I'm not clear on how it happened, but last week was a major wake up call. From the start, Puthumai suggested I take a very direct approach to meeting people in hopes of recruiting them for the student group. Now it seems I didn't take the time to fully understand the goal of the group, thus I was less inclined to articulate my intentions when in conversation with potential members. So, before I knew it we had a plethora of friends in Bolpur, and only a fraction of them were international students. I got a bit caught up with maintaining relationships with these folks, just like I would do at home. It wasn't until Puthumai expressed his concerns for the project that I realized how flawed and unfocused my approach was. At home, I don't have much of a filtering mechanism for choosing who to or not to spend time with. Only recently have I felt comfortable snuffing out relationships that are not in line with my goals here - how bad does that sound? Well, it's a reality here. This place is teeming with people and almost everyone wants to brush up on their English, so a significant portion of the population automatically wants to be friends.

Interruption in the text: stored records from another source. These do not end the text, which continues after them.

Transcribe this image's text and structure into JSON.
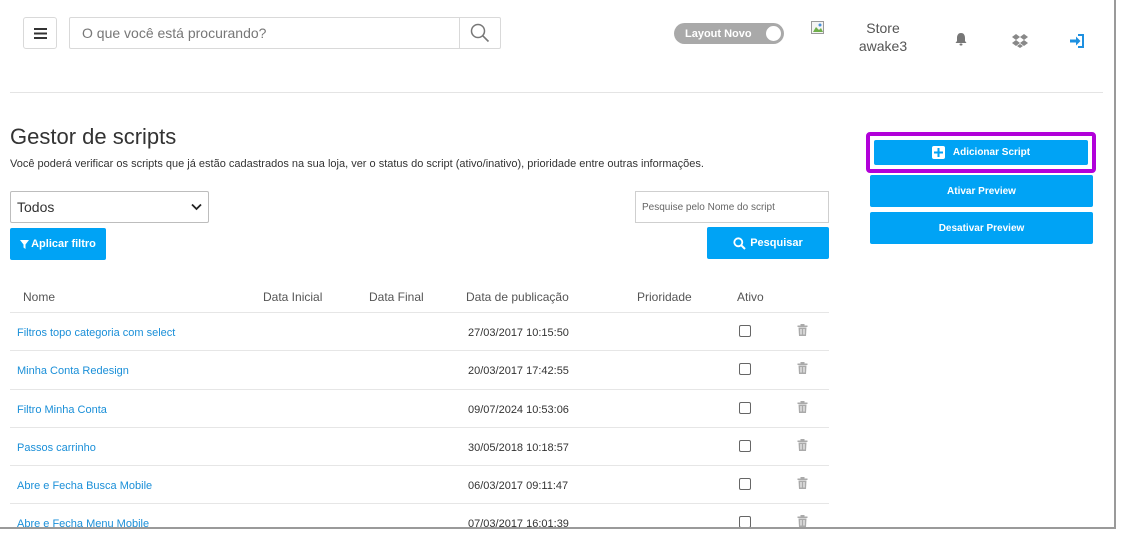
{
  "header": {
    "search_placeholder": "O que você está procurando?",
    "layout_toggle_label": "Layout Novo",
    "store_line1": "Store",
    "store_line2": "awake3"
  },
  "page": {
    "title": "Gestor de scripts",
    "description": "Você poderá verificar os scripts que já estão cadastrados na sua loja, ver o status do script (ativo/inativo), prioridade entre outras informações."
  },
  "filters": {
    "status_selected": "Todos",
    "apply_label": "Aplicar filtro",
    "name_search_placeholder": "Pesquise pelo Nome do script",
    "search_label": "Pesquisar"
  },
  "table": {
    "columns": [
      "Nome",
      "Data Inicial",
      "Data Final",
      "Data de publicação",
      "Prioridade",
      "Ativo"
    ],
    "rows": [
      {
        "name": "Filtros topo categoria com select",
        "published": "27/03/2017 10:15:50"
      },
      {
        "name": "Minha Conta Redesign",
        "published": "20/03/2017 17:42:55"
      },
      {
        "name": "Filtro Minha Conta",
        "published": "09/07/2024 10:53:06"
      },
      {
        "name": "Passos carrinho",
        "published": "30/05/2018 10:18:57"
      },
      {
        "name": "Abre e Fecha Busca Mobile",
        "published": "06/03/2017 09:11:47"
      },
      {
        "name": "Abre e Fecha Menu Mobile",
        "published": "07/03/2017 16:01:39"
      }
    ]
  },
  "actions": {
    "add_label": "Adicionar Script",
    "enable_preview_label": "Ativar Preview",
    "disable_preview_label": "Desativar Preview"
  },
  "colors": {
    "accent": "#00a3f5",
    "highlight": "#b100d9",
    "link": "#1a8fd8"
  },
  "icons": [
    "menu-icon",
    "search-icon",
    "broken-image-icon",
    "bell-icon",
    "dropbox-icon",
    "sign-in-icon",
    "filter-icon",
    "plus-square-icon",
    "trash-icon",
    "chevron-down-icon"
  ]
}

After some serious soul searching and brainstorming, it seemed time to return to the basics, just like at Seattle U. With the helpful advice of the other volunteers, Christine and Loren, I threw together some flyers one evening and haunted the local university campus the following few days. So far, the approach has been a success. The most successful sessions of roaming campus were incursions into the men's international student hostel (dormatory). As a result, I was able to meet some good people from Bangldesh and gather a group for our first meeting, which took place last night. It's a step in the right direction, and better late than never. Although our conversations drifted somewhat from the important topics I hoped to address, it seems with a little more nourishment and care the sapling has potential to flourish. Our meeting time and place for next week has been booked, there's time to rally a few more people. I hope to add balance to the gender ratio - it was only males last night.
There's another project I've been working on, but won't talk much about it. I started teaching two spoken English classes this week. It is a really a nice opportunity for me becuase I'm still seriously considering the Peace Corps, and the last time I was in touch with a recuiter she suggested I gain experience in teaching ESL. Because a BA in public affairs is so broad, it offered minimal to no technical skills that could be put to use as a Peace Corps volunteer. Oh, the price we pay for a B.A. (rhyme not intended).
Below is a bit more about experiences Loren and I have had, if you care to keep reading.
From February 21-24th, we traveled to a town called Narayanpur to visit an NGO known as KNDS. The acronym stands for the villages it supports - Kharia Naba Dignanta Samity. It is a rural development organization which works especially to empower disabled women, men, and children in the area. In addition, it took on multiple projects during the aftermath of Cyclone Aila, which hit last May and ravaged most of West Bengal. Puthumai sent us to assess the organization, further establish a connection between it and KNDS, and to expand our understaning of the role of humanitarian organzations in India - especially in regards to disaster management. It is situated a few km away from the Sundarbans - a large wildlife refuge split between India and Bangladesh and one of the last homes of wild tigers. Don't worry we didn't even enter into the refuge, so no tigers.
KNDS - A Rural Development NGO
It's still not clear to me as to why I posted so many photos. It's overkill, but this just kind of happened and I hope you enjoy them. For now, they'll be left without captions. Those will be added later.